Tuesday, September 22, 2009

Sennen Cove

One of the places we visited during our Cornwall trip in June was a tiny village called Sennen Cove, tucked into a rocky concavity on the coast of Southwest Britain. When we were there it was overcast and breezy, though we were in shorts and long-sleeve shirts, and we scuffed along the cool sand and wondered about sunburn through the clouds.

Today's weather report (I love the Internet) for Sennen Cove is 70 degrees, mostly cloudy, a gentle onshore breeze. And when I do an image search I find beautiful shots of turquoise water, corkscrew narrow roads, rocks at low tide. Postcard stuff.

But Sennen cove is also the handwritten "Open" sign on an empty snack stand, staffed by solicitous matronly types who cluck happily at American tourists who haven't yet had a cream tea. The tables are faded plastic, and you go up four steps to the restroom, past a mural of a larger-than-life mermaid.

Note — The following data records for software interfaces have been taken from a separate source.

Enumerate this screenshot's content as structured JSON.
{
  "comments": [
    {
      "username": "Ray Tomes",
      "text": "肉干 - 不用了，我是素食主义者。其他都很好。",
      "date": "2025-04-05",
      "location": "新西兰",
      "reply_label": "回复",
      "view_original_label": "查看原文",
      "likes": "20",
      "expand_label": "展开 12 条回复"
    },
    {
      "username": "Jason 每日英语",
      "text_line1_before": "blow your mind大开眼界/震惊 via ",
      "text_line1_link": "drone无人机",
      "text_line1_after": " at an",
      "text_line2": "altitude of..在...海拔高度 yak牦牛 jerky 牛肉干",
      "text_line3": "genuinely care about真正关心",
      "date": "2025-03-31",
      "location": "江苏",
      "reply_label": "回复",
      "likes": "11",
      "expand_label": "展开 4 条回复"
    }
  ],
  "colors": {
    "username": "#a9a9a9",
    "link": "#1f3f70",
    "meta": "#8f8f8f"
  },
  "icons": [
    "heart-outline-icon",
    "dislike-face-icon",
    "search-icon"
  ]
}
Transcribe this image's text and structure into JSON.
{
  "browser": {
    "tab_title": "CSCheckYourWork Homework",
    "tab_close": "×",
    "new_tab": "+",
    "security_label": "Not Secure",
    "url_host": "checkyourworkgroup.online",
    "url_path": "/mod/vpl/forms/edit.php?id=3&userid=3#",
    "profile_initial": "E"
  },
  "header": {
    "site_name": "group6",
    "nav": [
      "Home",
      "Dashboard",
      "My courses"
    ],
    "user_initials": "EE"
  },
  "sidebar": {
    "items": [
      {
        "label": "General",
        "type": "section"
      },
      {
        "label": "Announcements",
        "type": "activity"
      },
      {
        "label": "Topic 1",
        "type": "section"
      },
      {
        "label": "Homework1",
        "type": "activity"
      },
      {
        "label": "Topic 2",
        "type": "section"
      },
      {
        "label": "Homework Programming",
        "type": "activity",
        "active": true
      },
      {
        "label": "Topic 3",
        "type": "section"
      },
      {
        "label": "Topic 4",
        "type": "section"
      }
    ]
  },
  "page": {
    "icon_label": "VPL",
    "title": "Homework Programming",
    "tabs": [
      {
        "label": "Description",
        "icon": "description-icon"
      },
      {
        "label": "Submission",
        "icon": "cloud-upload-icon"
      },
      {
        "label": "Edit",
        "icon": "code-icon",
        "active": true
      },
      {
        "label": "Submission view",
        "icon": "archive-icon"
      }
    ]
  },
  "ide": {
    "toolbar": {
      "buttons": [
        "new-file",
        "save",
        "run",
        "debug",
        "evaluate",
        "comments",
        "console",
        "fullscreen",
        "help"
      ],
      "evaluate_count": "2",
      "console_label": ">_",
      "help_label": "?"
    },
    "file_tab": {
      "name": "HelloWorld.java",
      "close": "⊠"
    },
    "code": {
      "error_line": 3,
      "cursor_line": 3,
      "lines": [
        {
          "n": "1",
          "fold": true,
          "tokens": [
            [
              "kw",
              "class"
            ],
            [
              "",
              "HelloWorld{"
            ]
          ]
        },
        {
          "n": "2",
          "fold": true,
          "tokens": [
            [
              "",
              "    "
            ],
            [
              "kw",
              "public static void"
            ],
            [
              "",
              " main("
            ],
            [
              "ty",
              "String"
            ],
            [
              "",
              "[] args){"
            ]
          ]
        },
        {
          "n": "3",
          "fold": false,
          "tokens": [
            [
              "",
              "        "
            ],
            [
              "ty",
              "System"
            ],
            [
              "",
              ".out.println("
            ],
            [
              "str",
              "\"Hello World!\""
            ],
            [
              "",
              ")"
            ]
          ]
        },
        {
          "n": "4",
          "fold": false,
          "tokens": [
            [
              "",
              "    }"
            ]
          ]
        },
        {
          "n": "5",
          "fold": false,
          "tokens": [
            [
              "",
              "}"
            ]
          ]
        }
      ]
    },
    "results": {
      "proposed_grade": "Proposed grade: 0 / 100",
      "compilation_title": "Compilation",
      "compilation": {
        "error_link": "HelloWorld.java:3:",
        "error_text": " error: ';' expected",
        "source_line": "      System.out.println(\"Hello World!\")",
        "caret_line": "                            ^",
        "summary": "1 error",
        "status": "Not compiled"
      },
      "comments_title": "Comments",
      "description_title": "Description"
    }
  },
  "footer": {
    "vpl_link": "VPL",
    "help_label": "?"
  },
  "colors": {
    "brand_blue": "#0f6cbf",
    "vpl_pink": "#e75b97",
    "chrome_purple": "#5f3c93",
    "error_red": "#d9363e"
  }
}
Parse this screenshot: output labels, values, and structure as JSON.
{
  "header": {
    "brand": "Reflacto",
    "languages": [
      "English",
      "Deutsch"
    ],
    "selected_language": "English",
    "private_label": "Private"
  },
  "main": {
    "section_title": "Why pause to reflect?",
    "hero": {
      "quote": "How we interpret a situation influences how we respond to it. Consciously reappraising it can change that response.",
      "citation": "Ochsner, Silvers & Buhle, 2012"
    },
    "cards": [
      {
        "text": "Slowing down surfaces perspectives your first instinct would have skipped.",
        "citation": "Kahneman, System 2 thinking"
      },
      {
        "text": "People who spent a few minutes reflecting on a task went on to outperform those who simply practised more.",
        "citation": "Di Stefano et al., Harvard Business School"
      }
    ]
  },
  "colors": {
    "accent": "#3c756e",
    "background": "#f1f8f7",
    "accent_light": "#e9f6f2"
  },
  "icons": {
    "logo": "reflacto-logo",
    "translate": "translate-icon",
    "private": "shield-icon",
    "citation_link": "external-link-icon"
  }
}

Or the ancient tavern you have to duck your head to enter, warm and cheery on a cool day, with uneven tables and a surprisingly large menu of sandwiches and good beer.

Or the old man, striding along the beach in galoshes as if he could walk over or through anything, led by a bounding dog that leaps over the rocks as if he were a mountain goat. Sure enough, you blink and in what seems like seconds both man and dog have scaled a small cliff and are cruising through a slope of gorse twenty-five feet above the beach.

Or the surf shop with a whiteboard listing water conditions. Or the complicated bus schedule. Or the round souvenir shop, still full of chest-height spokes. Or the surprising taste of cold Coke on a cold day. Or clutching a paper bag of postcards or maps or books or vases, the brown paper wrinkled and folded and now beginning to tear through at the corners. Or the bright purple seats on the bus, where you huddle below because going up to the open "upstairs" would be unpleasantly cold and rainy.

On and on. Even a few hours can result in such a rich bouillabaisse of images, smells, and sounds, that if you're in the right frame of mind, or the right place, they come flooding back almost unbidden.

There is so much to tell.


missalister said...

My big treat has been going street level on Google, tracing my old routes to work, to downtown Dallas, to the vet, to the Granada Theater...sighing, wondering what in the devil I’m doing up north. Can you believe your Sennen Cove treat rivaled that? Yes, and especially the magic galoshes paragraph, because that’s how I feel in galoshes.

Peter S said...

Without you saying it, I have built up more of an image of the beach--the color of the wet stones, the clumps of seaweed, the hush-swish of receding foam on foot-massaging pebbles. Good writing provides a structure on which readers can build what's already in their heads. Good job!

S R Wood said...

Thanks guys! When we were in Sennen Cove it seemed -- and this is embarrassing -- like any other quaint, postcard-perfect little town. But now, with some distance, I can remember it as truly magical.

Missalister: Yes, Google maps is really something, isn't it? Great for nostalgic trips.

David said...

Sennen Cove is my favourite place on the planet - St. Lucia runs it a close second! I have been going there since 1969 and it never loses its magic, albeit rain anywhere is a pain. It has a sunset to rival Key West and a beach that is unrivalled in the UK.
Loved your description.